## WHAT YOU SHOULD DO
Take every record and write it out again exactly, with no images included.

Records from a data collection
◆ ◆ ◆ ◆ ◆ ◆ ◆

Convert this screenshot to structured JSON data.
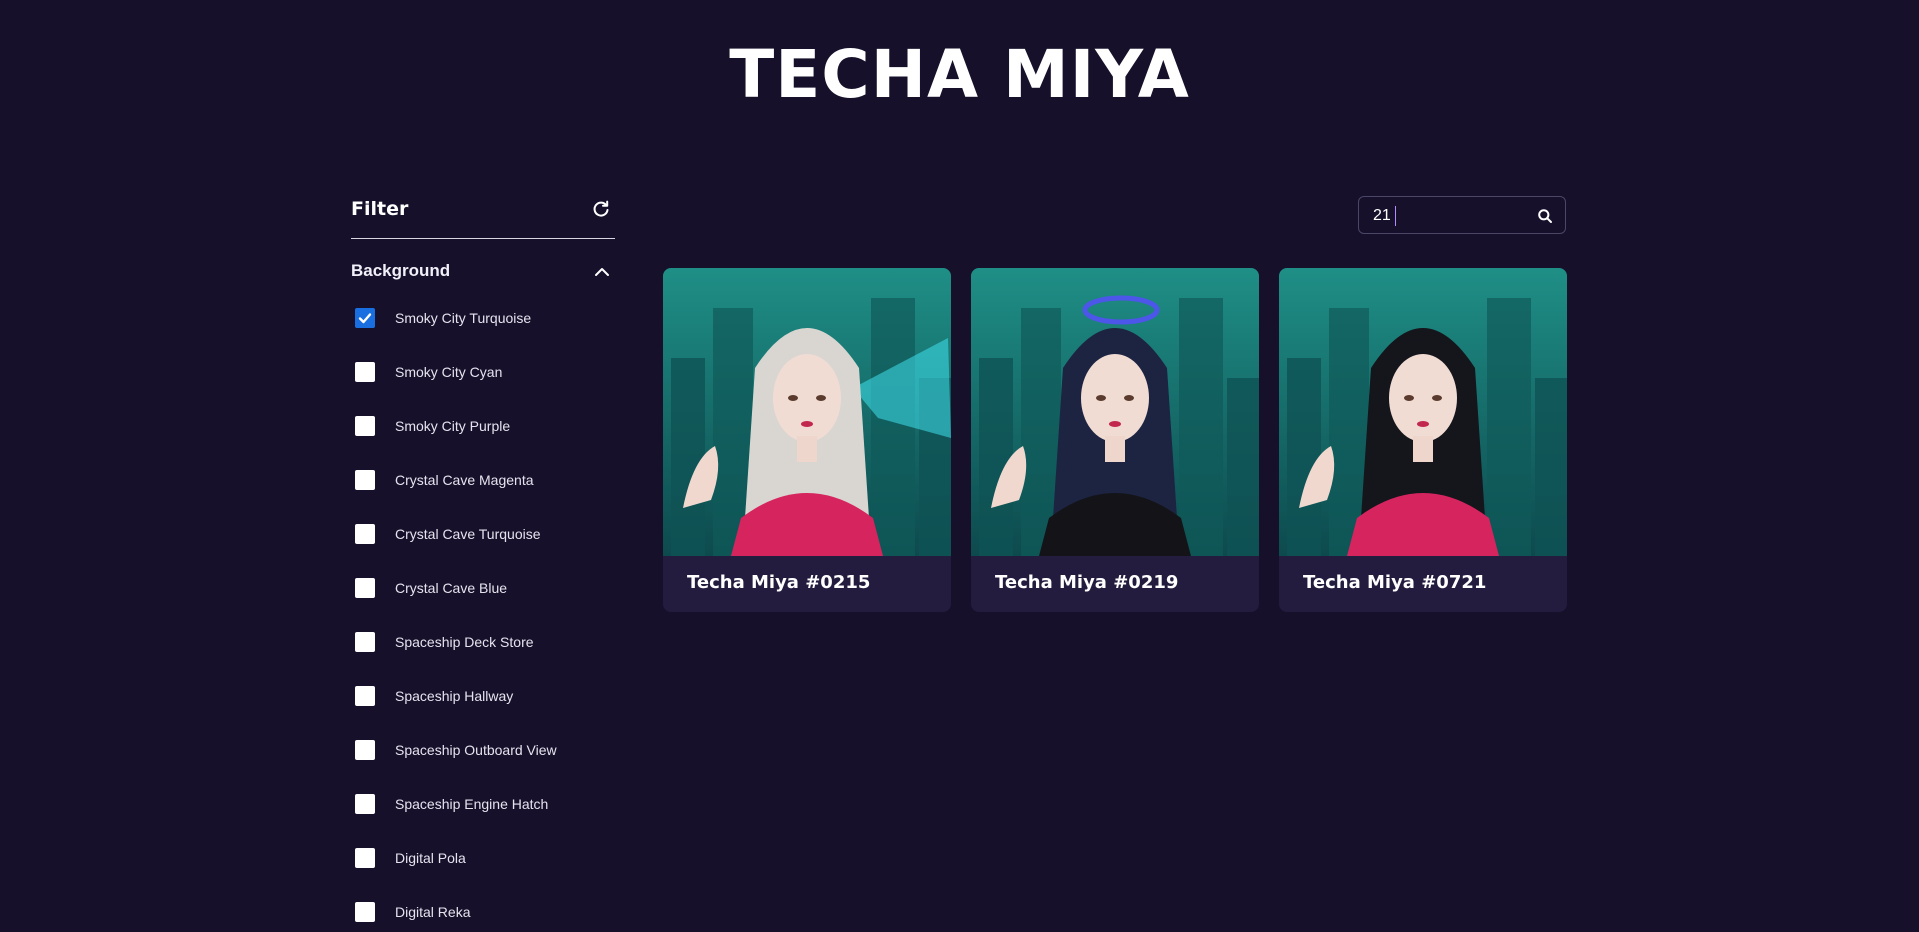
{
  "site": {
    "title": "TECHA MIYA"
  },
  "filter": {
    "title": "Filter",
    "reset_icon": "refresh-icon",
    "sections": [
      {
        "title": "Background",
        "expanded": true,
        "options": [
          {
            "label": "Smoky City Turquoise",
            "checked": true
          },
          {
            "label": "Smoky City Cyan",
            "checked": false
          },
          {
            "label": "Smoky City Purple",
            "checked": false
          },
          {
            "label": "Crystal Cave Magenta",
            "checked": false
          },
          {
            "label": "Crystal Cave Turquoise",
            "checked": false
          },
          {
            "label": "Crystal Cave Blue",
            "checked": false
          },
          {
            "label": "Spaceship Deck Store",
            "checked": false
          },
          {
            "label": "Spaceship Hallway",
            "checked": false
          },
          {
            "label": "Spaceship Outboard View",
            "checked": false
          },
          {
            "label": "Spaceship Engine Hatch",
            "checked": false
          },
          {
            "label": "Digital Pola",
            "checked": false
          },
          {
            "label": "Digital Reka",
            "checked": false
          }
        ]
      }
    ]
  },
  "search": {
    "value": "21",
    "icon": "search-icon"
  },
  "results": [
    {
      "name": "Techa Miya #0215",
      "hair": "#d9d6d2",
      "top": "#d6245f",
      "accent": "#3fe2ee"
    },
    {
      "name": "Techa Miya #0219",
      "hair": "#1c2442",
      "top": "#141418",
      "accent": "#4c56e8"
    },
    {
      "name": "Techa Miya #0721",
      "hair": "#15151c",
      "top": "#d6245f",
      "accent": "#e8a2c6"
    }
  ],
  "colors": {
    "background": "#16102b",
    "card": "#241c3e",
    "checkbox_checked": "#1a6fe0",
    "art_sky_top": "#1f8f86",
    "art_sky_bottom": "#0d4a4e"
  }
}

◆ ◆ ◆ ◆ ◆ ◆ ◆

## OUTPUT OF THE TASK
Convert this screenshot to structured JSON data.
{
  "site": {
    "title": "TECHA MIYA"
  },
  "filter": {
    "title": "Filter",
    "reset_icon": "refresh-icon",
    "sections": [
      {
        "title": "Background",
        "expanded": true,
        "options": [
          {
            "label": "Smoky City Turquoise",
            "checked": true
          },
          {
            "label": "Smoky City Cyan",
            "checked": false
          },
          {
            "label": "Smoky City Purple",
            "checked": false
          },
          {
            "label": "Crystal Cave Magenta",
            "checked": false
          },
          {
            "label": "Crystal Cave Turquoise",
            "checked": false
          },
          {
            "label": "Crystal Cave Blue",
            "checked": false
          },
          {
            "label": "Spaceship Deck Store",
            "checked": false
          },
          {
            "label": "Spaceship Hallway",
            "checked": false
          },
          {
            "label": "Spaceship Outboard View",
            "checked": false
          },
          {
            "label": "Spaceship Engine Hatch",
            "checked": false
          },
          {
            "label": "Digital Pola",
            "checked": false
          },
          {
            "label": "Digital Reka",
            "checked": false
          }
        ]
      }
    ]
  },
  "search": {
    "value": "21",
    "icon": "search-icon"
  },
  "results": [
    {
      "name": "Techa Miya #0215",
      "hair": "#d9d6d2",
      "top": "#d6245f",
      "accent": "#3fe2ee"
    },
    {
      "name": "Techa Miya #0219",
      "hair": "#1c2442",
      "top": "#141418",
      "accent": "#4c56e8"
    },
    {
      "name": "Techa Miya #0721",
      "hair": "#15151c",
      "top": "#d6245f",
      "accent": "#e8a2c6"
    }
  ],
  "colors": {
    "background": "#16102b",
    "card": "#241c3e",
    "checkbox_checked": "#1a6fe0",
    "art_sky_top": "#1f8f86",
    "art_sky_bottom": "#0d4a4e"
  }
}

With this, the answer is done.